Jordan’s largest lender, Arab Bank Group, posted a 15 percent rise in 2012 net profit to $352 million on higher revenues, with its chairman saying a conservative policy eased the impact of political upheaval across the Arab region.
Its focus on top-tier assets and steering away from significant lending to governmental entities has served it in a climate where banks exposed to former toppled governments in the Middle East had suffered, bankers say.
Chairman Sabih al-Masri said in a statement the bank, one of the Middle East's major financial institutions with a strong presence across the region, saw deposits increase by $1.2 billion to $32.9 billion against $31.7 billion at the end of 2011.
“This exceptional performance shows the bank's ability to adjust to the changes and the circumstances the Arab region is going through by adopting a conservative credit policy,” Masri said.
Investment analysts say the bank has traditionally had a lower risk appetite than peers and it favors capitalization and liquidity versus profitability.

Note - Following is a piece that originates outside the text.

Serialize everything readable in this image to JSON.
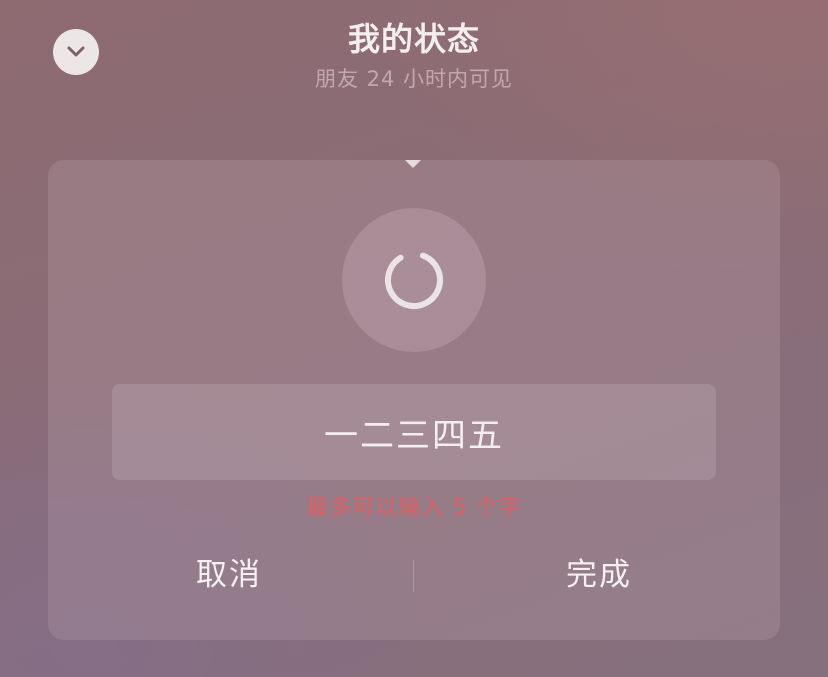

Masri said the results showed that Arab Bank, which has a $45.6 billion balance sheet spread across 30 countries and five continents, was able to maintain the steady growth it has shown in recent years.
The Amman-based Arab Bank’s growth has long been tied to its regional and global expansion and it has built a reputation for low vulnerability to major political upheavals.
Masri also said the board proposed paying 30 percent of 2012 profits in a cash dividend, up from 25 percent in 2011.
Arab Bank’s chief executive officer Nemeh al-Sabbagh said the bank would focus on keeping a high level of liquidity, with a capital adequacy of 15.09 percent at the end of 2012.
“It’s important to keep high liquidity which is a main pillar of the bank’s solid financial position,” Sabbagh said.
Net operating income of the bank, which has a $45 billion balance sheet, rose 8 percent in 2012 as a result of growth in net interest and cost cutting measures, Sabbagh said.
Non-performing loans as of total of credit facilities were a minimum with non-performing loans covered by 100 percent of provisions, Sabbagh said.
Sabbagh said the bank, one of several major regional and international banks exposed to the debt ridden Saudi conglomerates Saad and Algosaibi, had now fully set aside provisions for their exposure in the troubled firms.
Bankers said Arab Bank set aside nearly $1 billion in provisions in the last two years to cover non-performing loans by businesses reeling from the global downturn, but was cushioned by a healthy capital base.
The firm is one of the Arab world’s largest privately owned banks. Over 20 percent is owned by the family of Lebanon's former prime minister, Rafik al-Hariri, who was assassinated in 2005. Jordan’s social pension fund has a 15.5 stake.
The remainder is mainly held by long-term investors. Arab Bank owns 40 percent of Saudi Arabia’s Arab National Bank ANB.